■ WHAT YOU NEED TO DO: Return the records exactly, with nothing added.

■ GIVEN RECORDS:

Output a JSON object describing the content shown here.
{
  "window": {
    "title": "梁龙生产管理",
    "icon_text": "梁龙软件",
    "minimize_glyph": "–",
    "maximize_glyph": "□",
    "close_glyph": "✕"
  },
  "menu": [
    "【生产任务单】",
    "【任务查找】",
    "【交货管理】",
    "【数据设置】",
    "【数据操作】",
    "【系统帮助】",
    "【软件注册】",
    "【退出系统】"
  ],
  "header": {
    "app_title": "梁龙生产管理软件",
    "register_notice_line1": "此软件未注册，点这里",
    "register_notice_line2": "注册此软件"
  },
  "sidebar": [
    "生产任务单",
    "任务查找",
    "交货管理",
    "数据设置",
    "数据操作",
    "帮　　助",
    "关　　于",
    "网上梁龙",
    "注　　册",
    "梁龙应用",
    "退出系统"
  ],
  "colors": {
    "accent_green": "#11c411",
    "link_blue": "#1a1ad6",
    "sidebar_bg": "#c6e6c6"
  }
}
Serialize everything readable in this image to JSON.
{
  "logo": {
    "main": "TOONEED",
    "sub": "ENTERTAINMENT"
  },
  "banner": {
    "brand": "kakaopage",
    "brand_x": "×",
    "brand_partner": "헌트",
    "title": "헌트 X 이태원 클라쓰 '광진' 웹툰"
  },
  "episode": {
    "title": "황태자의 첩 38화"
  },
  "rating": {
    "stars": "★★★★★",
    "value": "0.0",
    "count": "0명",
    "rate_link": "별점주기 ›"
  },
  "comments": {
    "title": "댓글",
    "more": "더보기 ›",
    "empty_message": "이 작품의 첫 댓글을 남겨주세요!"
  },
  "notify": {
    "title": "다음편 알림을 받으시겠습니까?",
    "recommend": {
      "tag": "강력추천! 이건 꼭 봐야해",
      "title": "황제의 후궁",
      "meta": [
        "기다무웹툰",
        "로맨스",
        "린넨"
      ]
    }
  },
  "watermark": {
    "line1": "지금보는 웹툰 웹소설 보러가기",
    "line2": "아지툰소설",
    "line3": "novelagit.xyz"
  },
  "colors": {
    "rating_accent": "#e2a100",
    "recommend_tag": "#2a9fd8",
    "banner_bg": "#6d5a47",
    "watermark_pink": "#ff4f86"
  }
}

■ EXERCISE RESULT:
Output a JSON object describing the content shown here.
{
  "window": {
    "title": "梁龙生产管理",
    "icon_text": "梁龙软件",
    "minimize_glyph": "–",
    "maximize_glyph": "□",
    "close_glyph": "✕"
  },
  "menu": [
    "【生产任务单】",
    "【任务查找】",
    "【交货管理】",
    "【数据设置】",
    "【数据操作】",
    "【系统帮助】",
    "【软件注册】",
    "【退出系统】"
  ],
  "header": {
    "app_title": "梁龙生产管理软件",
    "register_notice_line1": "此软件未注册，点这里",
    "register_notice_line2": "注册此软件"
  },
  "sidebar": [
    "生产任务单",
    "任务查找",
    "交货管理",
    "数据设置",
    "数据操作",
    "帮　　助",
    "关　　于",
    "网上梁龙",
    "注　　册",
    "梁龙应用",
    "退出系统"
  ],
  "colors": {
    "accent_green": "#11c411",
    "link_blue": "#1a1ad6",
    "sidebar_bg": "#c6e6c6"
  }
}
Serialize everything readable in this image to JSON.
{
  "logo": {
    "main": "TOONEED",
    "sub": "ENTERTAINMENT"
  },
  "banner": {
    "brand": "kakaopage",
    "brand_x": "×",
    "brand_partner": "헌트",
    "title": "헌트 X 이태원 클라쓰 '광진' 웹툰"
  },
  "episode": {
    "title": "황태자의 첩 38화"
  },
  "rating": {
    "stars": "★★★★★",
    "value": "0.0",
    "count": "0명",
    "rate_link": "별점주기 ›"
  },
  "comments": {
    "title": "댓글",
    "more": "더보기 ›",
    "empty_message": "이 작품의 첫 댓글을 남겨주세요!"
  },
  "notify": {
    "title": "다음편 알림을 받으시겠습니까?",
    "recommend": {
      "tag": "강력추천! 이건 꼭 봐야해",
      "title": "황제의 후궁",
      "meta": [
        "기다무웹툰",
        "로맨스",
        "린넨"
      ]
    }
  },
  "watermark": {
    "line1": "지금보는 웹툰 웹소설 보러가기",
    "line2": "아지툰소설",
    "line3": "novelagit.xyz"
  },
  "colors": {
    "rating_accent": "#e2a100",
    "recommend_tag": "#2a9fd8",
    "banner_bg": "#6d5a47",
    "watermark_pink": "#ff4f86"
  }
}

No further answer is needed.